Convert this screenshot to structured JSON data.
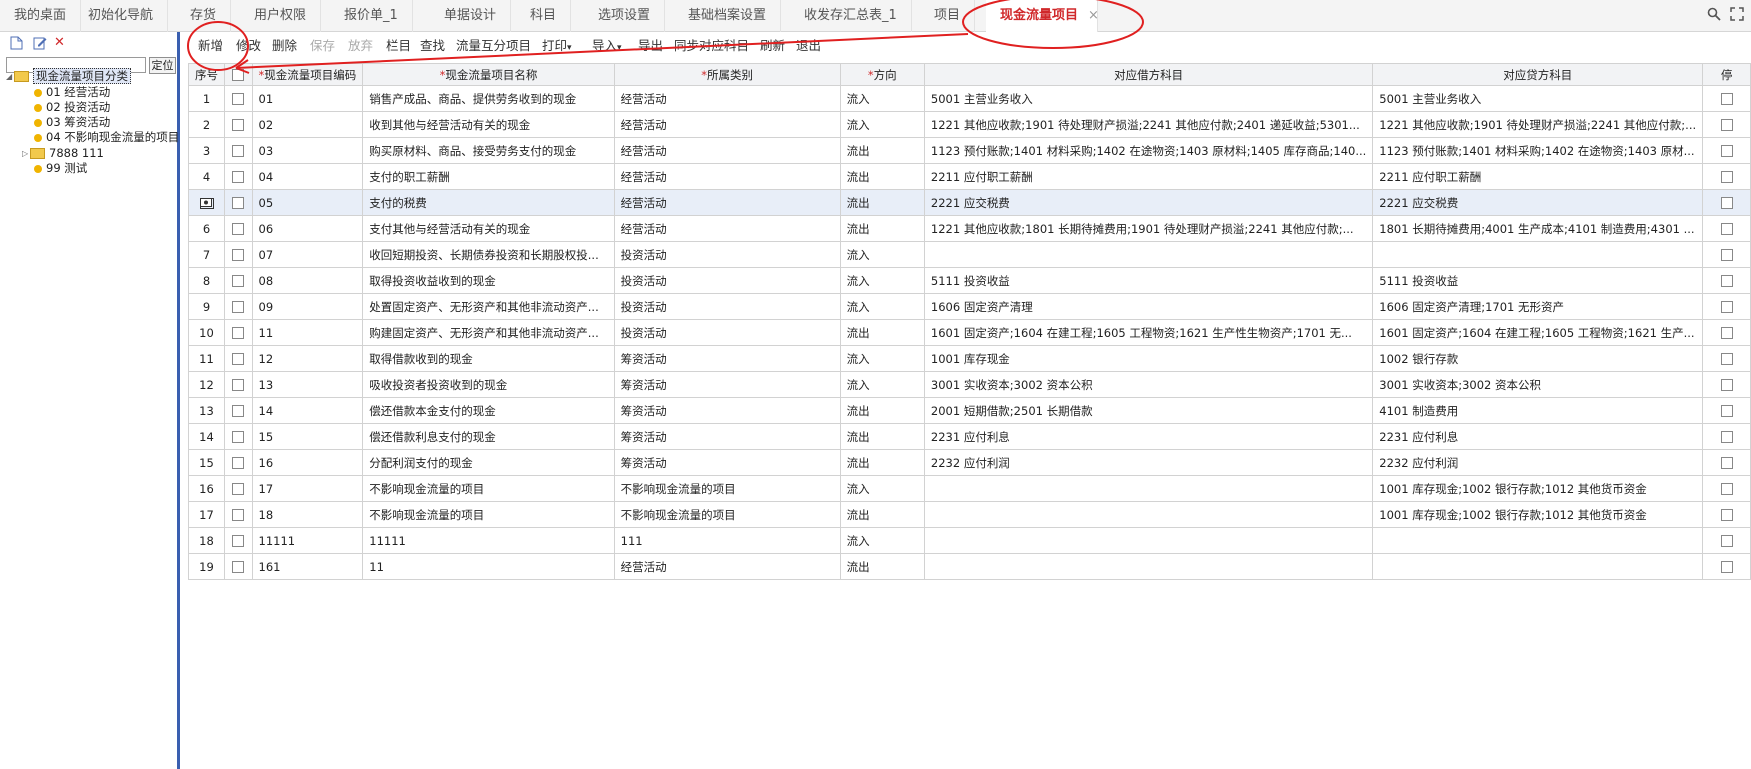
{
  "tabs": [
    {
      "label": "我的桌面"
    },
    {
      "label": "初始化导航"
    },
    {
      "label": "存货"
    },
    {
      "label": "用户权限"
    },
    {
      "label": "报价单_1"
    },
    {
      "label": "单据设计"
    },
    {
      "label": "科目"
    },
    {
      "label": "选项设置"
    },
    {
      "label": "基础档案设置"
    },
    {
      "label": "收发存汇总表_1"
    },
    {
      "label": "项目"
    },
    {
      "label": "现金流量项目",
      "active": true,
      "close": "×"
    }
  ],
  "left_panel": {
    "search_placeholder": "",
    "locate_label": "定位",
    "tree": {
      "root": "现金流量项目分类",
      "children": [
        {
          "label": "01 经营活动"
        },
        {
          "label": "02 投资活动"
        },
        {
          "label": "03 筹资活动"
        },
        {
          "label": "04 不影响现金流量的项目"
        },
        {
          "label": "7888 111"
        },
        {
          "label": "99 测试"
        }
      ]
    }
  },
  "toolbar": {
    "items": [
      "新增",
      "修改",
      "删除",
      "保存",
      "放弃",
      "栏目",
      "查找",
      "流量互分项目",
      "打印",
      "导入",
      "导出",
      "同步对应科目",
      "刷新",
      "退出"
    ]
  },
  "grid": {
    "headers": {
      "seq": "序号",
      "code": "现金流量项目编码",
      "name": "现金流量项目名称",
      "category": "所属类别",
      "direction": "方向",
      "debit": "对应借方科目",
      "credit": "对应贷方科目",
      "stop": "停"
    },
    "rows": [
      {
        "seq": "1",
        "code": "01",
        "name": "销售产成品、商品、提供劳务收到的现金",
        "category": "经营活动",
        "direction": "流入",
        "debit": "5001 主营业务收入",
        "credit": "5001 主营业务收入"
      },
      {
        "seq": "2",
        "code": "02",
        "name": "收到其他与经营活动有关的现金",
        "category": "经营活动",
        "direction": "流入",
        "debit": "1221 其他应收款;1901 待处理财产损溢;2241 其他应付款;2401 递延收益;5301...",
        "credit": "1221 其他应收款;1901 待处理财产损溢;2241 其他应付款;..."
      },
      {
        "seq": "3",
        "code": "03",
        "name": "购买原材料、商品、接受劳务支付的现金",
        "category": "经营活动",
        "direction": "流出",
        "debit": "1123 预付账款;1401 材料采购;1402 在途物资;1403 原材料;1405 库存商品;140...",
        "credit": "1123 预付账款;1401 材料采购;1402 在途物资;1403 原材..."
      },
      {
        "seq": "4",
        "code": "04",
        "name": "支付的职工薪酬",
        "category": "经营活动",
        "direction": "流出",
        "debit": "2211 应付职工薪酬",
        "credit": "2211 应付职工薪酬"
      },
      {
        "seq": "5",
        "code": "05",
        "name": "支付的税费",
        "category": "经营活动",
        "direction": "流出",
        "debit": "2221 应交税费",
        "credit": "2221 应交税费",
        "selected": true
      },
      {
        "seq": "6",
        "code": "06",
        "name": "支付其他与经营活动有关的现金",
        "category": "经营活动",
        "direction": "流出",
        "debit": "1221 其他应收款;1801 长期待摊费用;1901 待处理财产损溢;2241 其他应付款;...",
        "credit": "1801 长期待摊费用;4001 生产成本;4101 制造费用;4301 ..."
      },
      {
        "seq": "7",
        "code": "07",
        "name": "收回短期投资、长期债券投资和长期股权投...",
        "category": "投资活动",
        "direction": "流入",
        "debit": "",
        "credit": ""
      },
      {
        "seq": "8",
        "code": "08",
        "name": "取得投资收益收到的现金",
        "category": "投资活动",
        "direction": "流入",
        "debit": "5111 投资收益",
        "credit": "5111 投资收益"
      },
      {
        "seq": "9",
        "code": "09",
        "name": "处置固定资产、无形资产和其他非流动资产...",
        "category": "投资活动",
        "direction": "流入",
        "debit": "1606 固定资产清理",
        "credit": "1606 固定资产清理;1701 无形资产"
      },
      {
        "seq": "10",
        "code": "11",
        "name": "购建固定资产、无形资产和其他非流动资产...",
        "category": "投资活动",
        "direction": "流出",
        "debit": "1601 固定资产;1604 在建工程;1605 工程物资;1621 生产性生物资产;1701 无...",
        "credit": "1601 固定资产;1604 在建工程;1605 工程物资;1621 生产..."
      },
      {
        "seq": "11",
        "code": "12",
        "name": "取得借款收到的现金",
        "category": "筹资活动",
        "direction": "流入",
        "debit": "1001 库存现金",
        "credit": "1002 银行存款"
      },
      {
        "seq": "12",
        "code": "13",
        "name": "吸收投资者投资收到的现金",
        "category": "筹资活动",
        "direction": "流入",
        "debit": "3001 实收资本;3002 资本公积",
        "credit": "3001 实收资本;3002 资本公积"
      },
      {
        "seq": "13",
        "code": "14",
        "name": "偿还借款本金支付的现金",
        "category": "筹资活动",
        "direction": "流出",
        "debit": "2001 短期借款;2501 长期借款",
        "credit": "4101 制造费用"
      },
      {
        "seq": "14",
        "code": "15",
        "name": "偿还借款利息支付的现金",
        "category": "筹资活动",
        "direction": "流出",
        "debit": "2231 应付利息",
        "credit": "2231 应付利息"
      },
      {
        "seq": "15",
        "code": "16",
        "name": "分配利润支付的现金",
        "category": "筹资活动",
        "direction": "流出",
        "debit": "2232 应付利润",
        "credit": "2232 应付利润"
      },
      {
        "seq": "16",
        "code": "17",
        "name": "不影响现金流量的项目",
        "category": "不影响现金流量的项目",
        "direction": "流入",
        "debit": "",
        "credit": "1001 库存现金;1002 银行存款;1012 其他货币资金"
      },
      {
        "seq": "17",
        "code": "18",
        "name": "不影响现金流量的项目",
        "category": "不影响现金流量的项目",
        "direction": "流出",
        "debit": "",
        "credit": "1001 库存现金;1002 银行存款;1012 其他货币资金"
      },
      {
        "seq": "18",
        "code": "11111",
        "name": "11111",
        "category": "111",
        "direction": "流入",
        "debit": "",
        "credit": ""
      },
      {
        "seq": "19",
        "code": "161",
        "name": "11",
        "category": "经营活动",
        "direction": "流出",
        "debit": "",
        "credit": ""
      }
    ]
  }
}
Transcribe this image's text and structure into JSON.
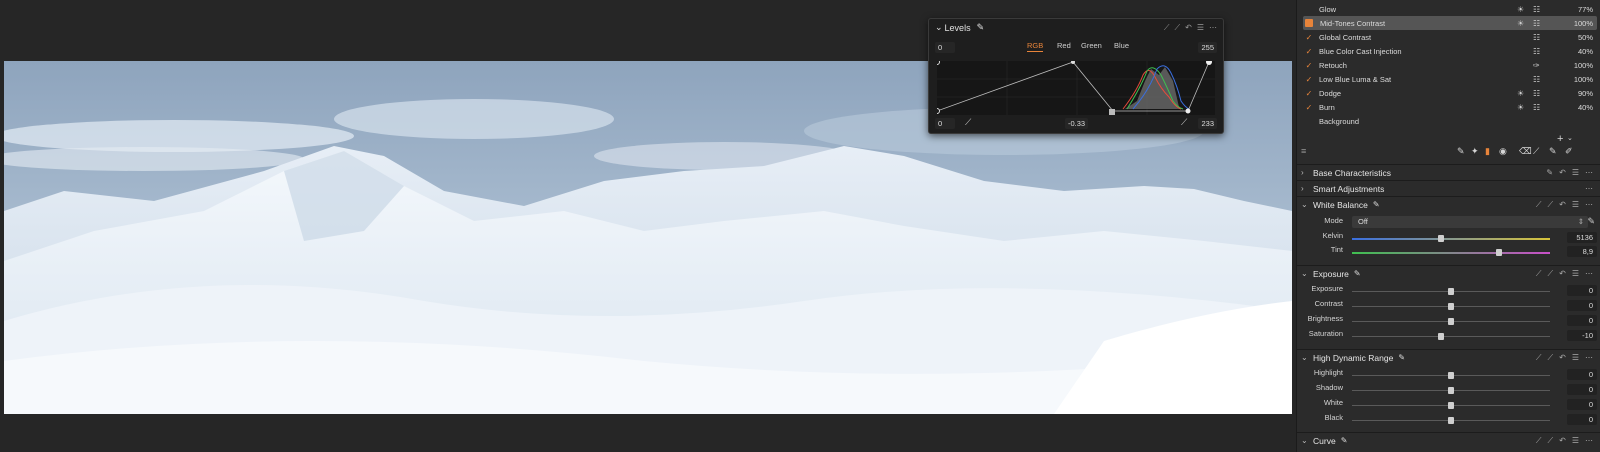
{
  "levels": {
    "title": "Levels",
    "tabs": [
      "RGB",
      "Red",
      "Green",
      "Blue"
    ],
    "active_tab": "RGB",
    "output_low": "0",
    "output_high": "255",
    "input_low": "0",
    "midtone": "-0.33",
    "input_high": "233",
    "colors": {
      "red": "#e74b3c",
      "green": "#3fbf50",
      "blue": "#3a6fe0",
      "orange": "#e8843a"
    }
  },
  "layers": [
    {
      "name": "Glow",
      "checked": false,
      "icons": [
        "brightness-icon",
        "sliders-icon"
      ],
      "pct": "77%"
    },
    {
      "name": "Mid-Tones Contrast",
      "checked": true,
      "selected": true,
      "icons": [
        "brightness-icon",
        "sliders-icon"
      ],
      "pct": "100%"
    },
    {
      "name": "Global Contrast",
      "checked": true,
      "icons": [
        "sliders-icon"
      ],
      "pct": "50%"
    },
    {
      "name": "Blue Color Cast Injection",
      "checked": true,
      "icons": [
        "sliders-icon"
      ],
      "pct": "40%"
    },
    {
      "name": "Retouch",
      "checked": true,
      "icons": [
        "bandage-icon"
      ],
      "pct": "100%"
    },
    {
      "name": "Low Blue Luma & Sat",
      "checked": true,
      "icons": [
        "sliders-icon"
      ],
      "pct": "100%"
    },
    {
      "name": "Dodge",
      "checked": true,
      "icons": [
        "brightness-icon",
        "sliders-icon"
      ],
      "pct": "90%"
    },
    {
      "name": "Burn",
      "checked": true,
      "icons": [
        "brightness-icon",
        "sliders-icon"
      ],
      "pct": "40%"
    },
    {
      "name": "Background",
      "checked": false,
      "icons": [],
      "pct": ""
    }
  ],
  "add_layer": "+",
  "sections": {
    "base": "Base Characteristics",
    "smart": "Smart Adjustments",
    "wb": "White Balance",
    "exposure": "Exposure",
    "hdr": "High Dynamic Range",
    "curve": "Curve"
  },
  "white_balance": {
    "mode_label": "Mode",
    "mode_value": "Off",
    "kelvin_label": "Kelvin",
    "kelvin_value": "5136",
    "kelvin_level": 0.45,
    "tint_label": "Tint",
    "tint_value": "8,9",
    "tint_level": 0.74
  },
  "exposure": [
    {
      "label": "Exposure",
      "value": "0",
      "level": 0.5
    },
    {
      "label": "Contrast",
      "value": "0",
      "level": 0.5
    },
    {
      "label": "Brightness",
      "value": "0",
      "level": 0.5
    },
    {
      "label": "Saturation",
      "value": "-10",
      "level": 0.45
    }
  ],
  "hdr": [
    {
      "label": "Highlight",
      "value": "0",
      "level": 0.5
    },
    {
      "label": "Shadow",
      "value": "0",
      "level": 0.5
    },
    {
      "label": "White",
      "value": "0",
      "level": 0.5
    },
    {
      "label": "Black",
      "value": "0",
      "level": 0.5
    }
  ]
}
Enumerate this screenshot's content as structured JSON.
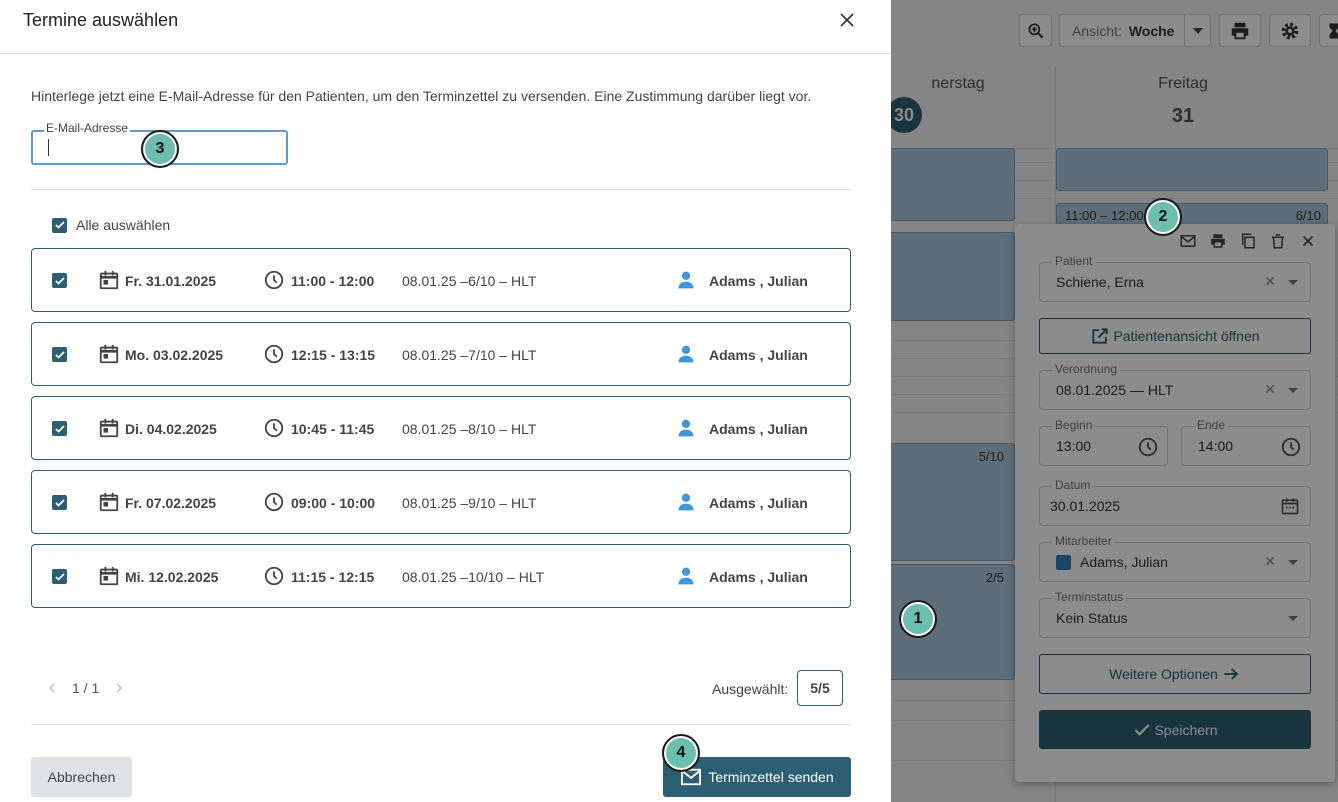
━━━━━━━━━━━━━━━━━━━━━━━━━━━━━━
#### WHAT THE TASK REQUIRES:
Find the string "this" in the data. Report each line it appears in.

#### FINISHED TASK:
Convert this screenshot to structured JSON data.
Transcribe this image's text and structure into JSON.
Enumerate this screenshot's content as structured JSON.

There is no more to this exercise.